Eric Davidson's blend of wordplay, poetry, rhyme, song and comedy is somewhat legendary among Fringe savants and he doesn't disappoint with his new show. It is a joyful and reasonably lighthearted (albeit a little uninspired) romp through Scottish culture, the upcoming referendum (which is happening in September, not sure if anyone's mentioned it. I personally feel it's been surprisingly underplayed at this years Fringe – said no one ever) and Davidson's own life.
His poems are cheeky and fun and he covers a swath of topics with his jaunty verse, occasionally throwing in pleasurable rhymes just for the fun of it.
Some of his gags are a little predictable, not due to Davidson's writing particularly, but just because he has taken his comic inspiration from the stock themes of comedy in 2014. Jokes about Putin's sexuality and the aforementioned referendum are certainly amusing, but do seem a bit stale.

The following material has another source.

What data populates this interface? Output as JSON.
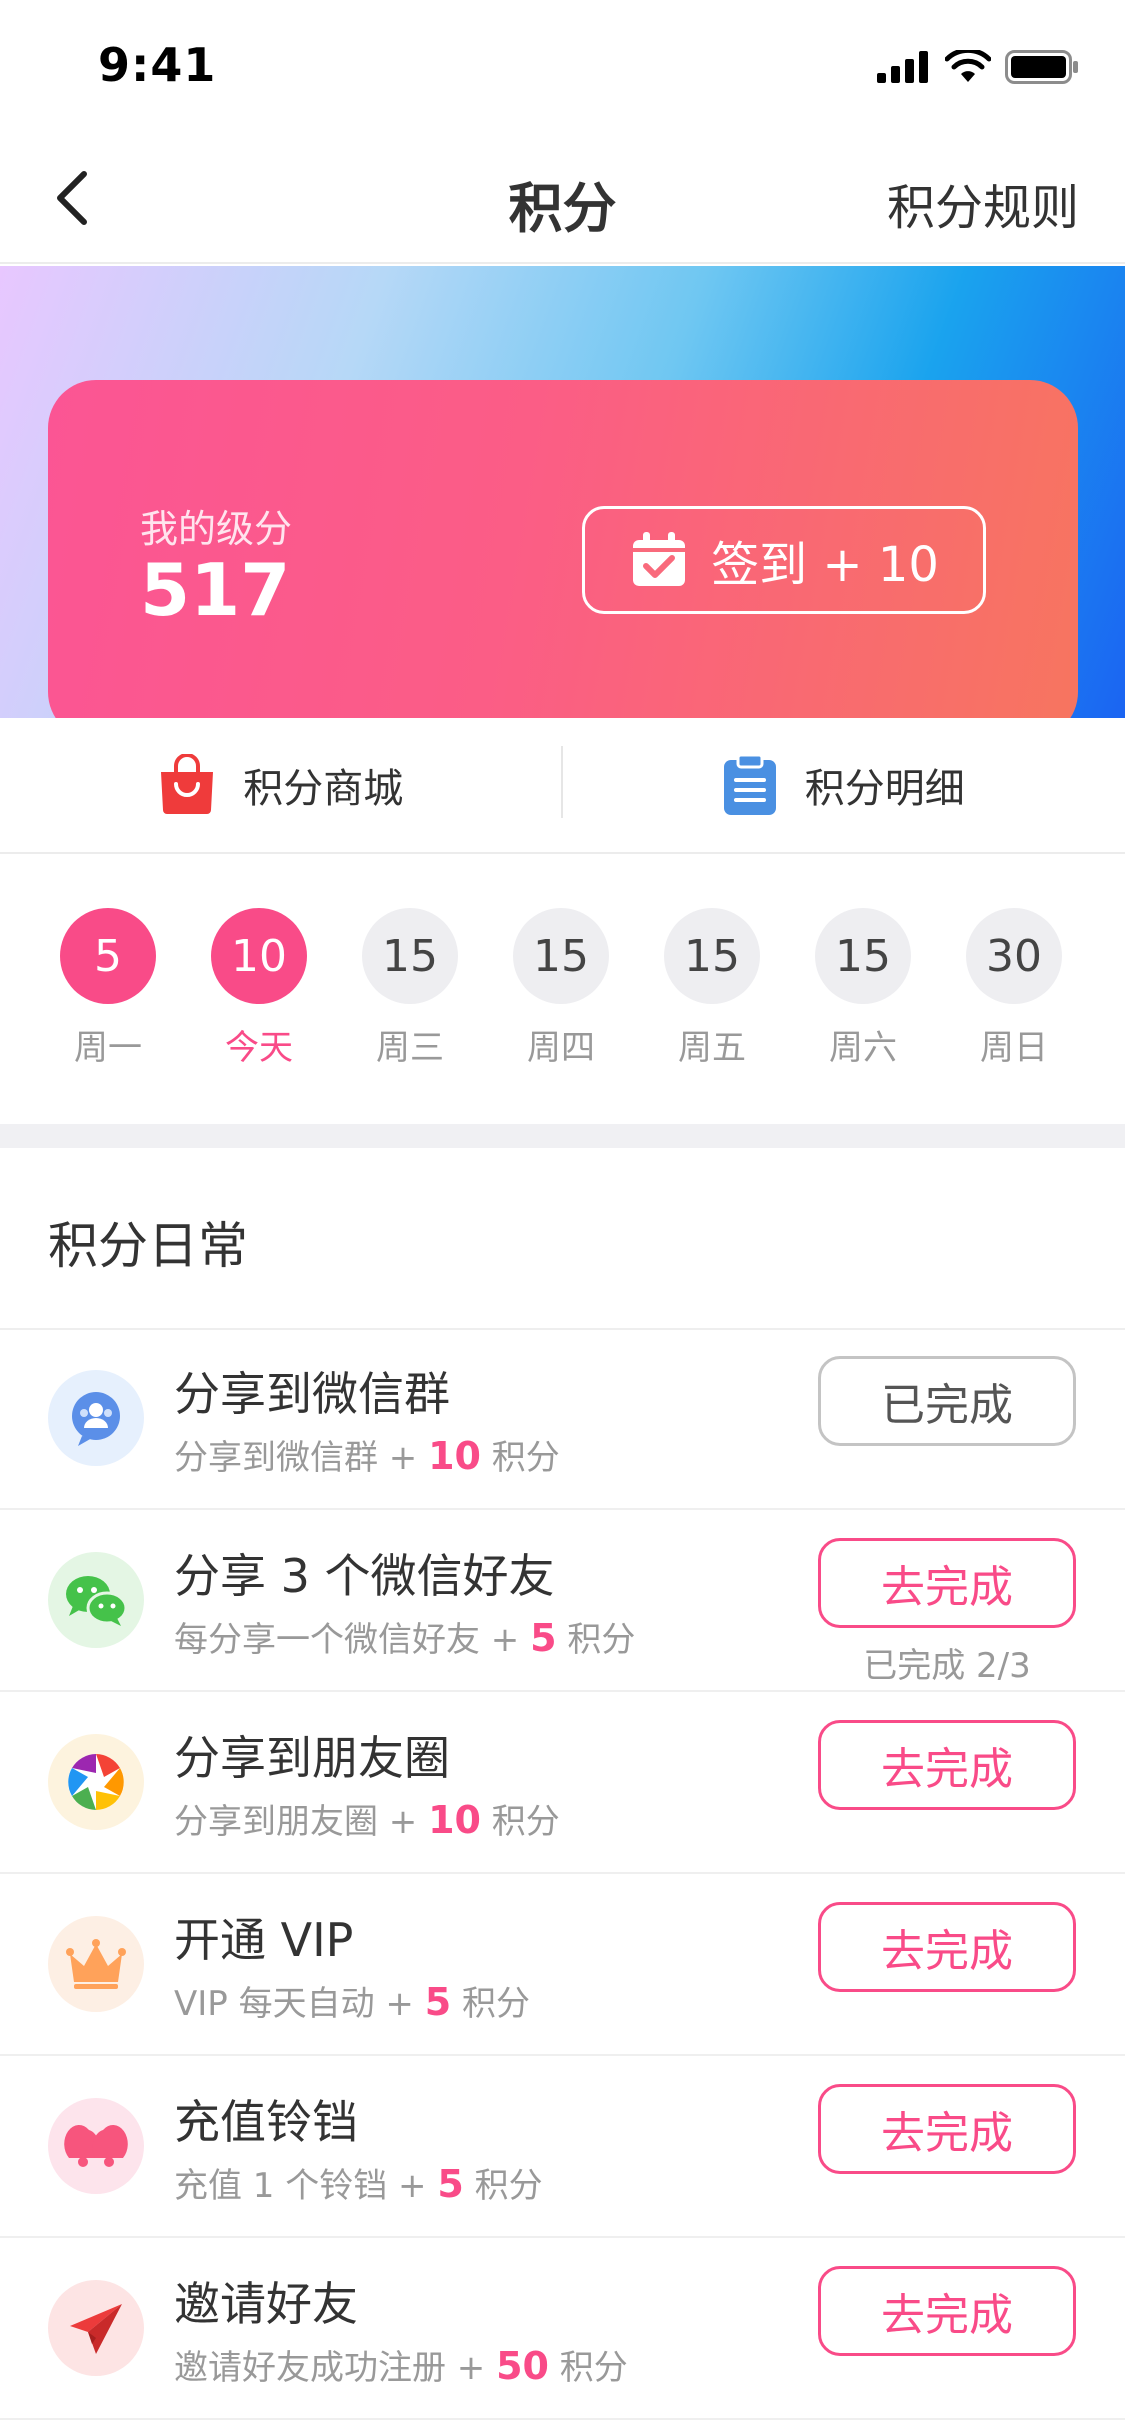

That being said, when Davidson approaches these themes with a more idiosyncratic style - for example a poem about global warming from the point of view of a chimpanzee stood atop a giant panda in Edinburgh zoo - he hits on some real gold. His poems are cheeky and fun and he covers a swath of topics with his jaunty verse, occasionally throwing in pleasurable rhymes just for the fun of it. “If only Sherlock Holmes was no good at solving cases”, he muses during a poem about our relationship with the arts, “if only Scooby Doo was as good as Wacky Races”. He also uses the charming sing-song of his voice to aid his poems; only a man with a Scottish lilt such as Davidson's can get away with rhyming the words “good” and “lid”.
Davidson even manages to develop some genuine pathos with a beautiful poem about McCray's Battalion which displays that Davidson is a lot more than a comic talent – he is also capable of tackling serious subjects in an interesting and provocative way.